Ah, the memories. I think back to first hearing of John in the early ’60s. He was a leading light in the Push, a vaguely lefty group of intellectuals who gathered around certain watering holes in Sydney, drinking and arguing politics and other things. Sometimes the debates may have risen to the realm of fisticuffs but there were also areas of genuine agreement. For instance, Senator McCarthy’s House Un-American Activities Committee investigations were held in contempt by Push members for their attack on liberal causes and free speech. They led to many fine film professionals being blacklisted in the 1950s and beyond.
Years later, when he settled into Melbourne, we felt flattered that such an éminence gris had given us a significant acknowledgement with his presence. Mostly, heavyweights move north to enjoy the more substantial government munificence in Sydney.
When he became a regular with Paul Harris on Melbourne public radio station 3RRR we tuned in weekly to participate in his rambling discourses on film, politics and life in general. What a richly fertile mind, employing massive memory reserves to strengthen his point-of-view. At times Paul would attempt to curb the flow, or at least keep to the subject.
From those years there were a couple of stories which I will always remember with affection; or at least half remember as my memory fades, as has John’s with advancing years.
He was always a busy actor and got involved in numerous student films. One such was a remake of Sunset Blvd., to be filmed at a gloomy mansion in the Dandenongs. John, playing the William Holden role in this black comedy, was to be shot, then fall into a swimming pool and sink. John assured the crew he had bricks in his pockets and would allow the ripples to settle before re-surfacing. All went well until an element of panic set in. He’d been under water for some time. John was now old and being midwinter the water was icy. Fearing their lead actor was in trouble half the crew jumped in to save him. John was somewhat miffed by this doubting of his virility.
The other story involved learning of a film classic which he had so far missed seeing. It was showing at a cinema up a dark lane in Mexico City, so he set off to find this obscure “art house”. For a few pesos they gave him a candle, a fruit box and a big stick rather than an entry ticket. Puzzled but compliant he entered the cinema, realising immediately what the candle was for as there was no auditorium lighting. Similarly the fruit box, as there was no seating. Finally, when the screening started, he gathered what the stick was for when large rats scuttled around his feet. Let’s assume this story is apocryphal, but as John has said on numerous occasions, “never let the facts get in the way of a good story” (1).
Finally, mention must be made of a couple of bio pics which have been made in an attempt to capture the magic and significance of John’s remarkable life: Peter Tammer’s Flausfilm (2009) and Oscar Stangio’s Life on Tape (2014). Both admirable efforts deserving of further analysis, but both failing to pin down just what John Flaus espoused, his eloquently presented thoughts, his political beliefs. Maybe there is another film to be made that might just capture him. But even as I advocate this I realise it’s a mirage, that our opinions shift endlessly. What did Karl Marx really think, or Ghandi, or Orson Welles, or Woody Allen? A moveable feast.

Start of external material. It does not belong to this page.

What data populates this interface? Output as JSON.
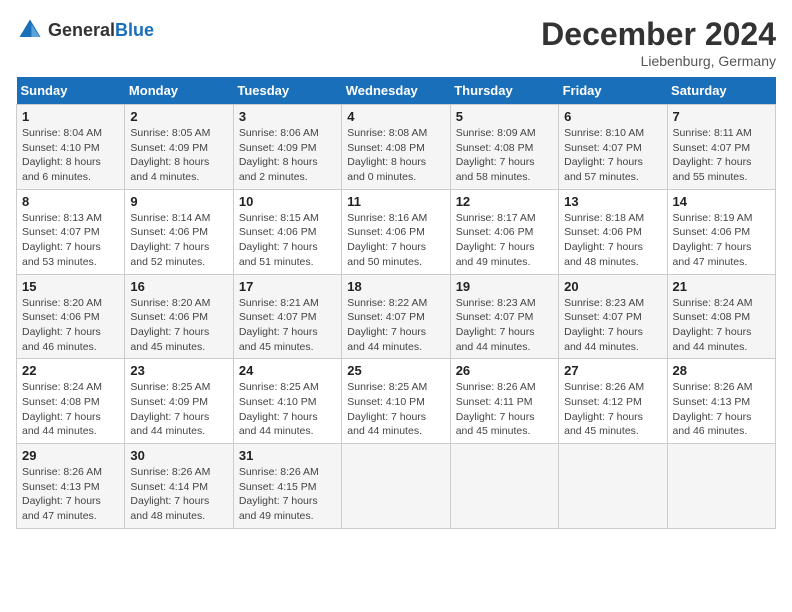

1. Flaus spins another variation on this story in Adrian Martin, “Say it With Flaus”, XPress vol. 1, no. 5, August-October 1986, p. 14. In that version John doesn’t actually ever make it into the cinema.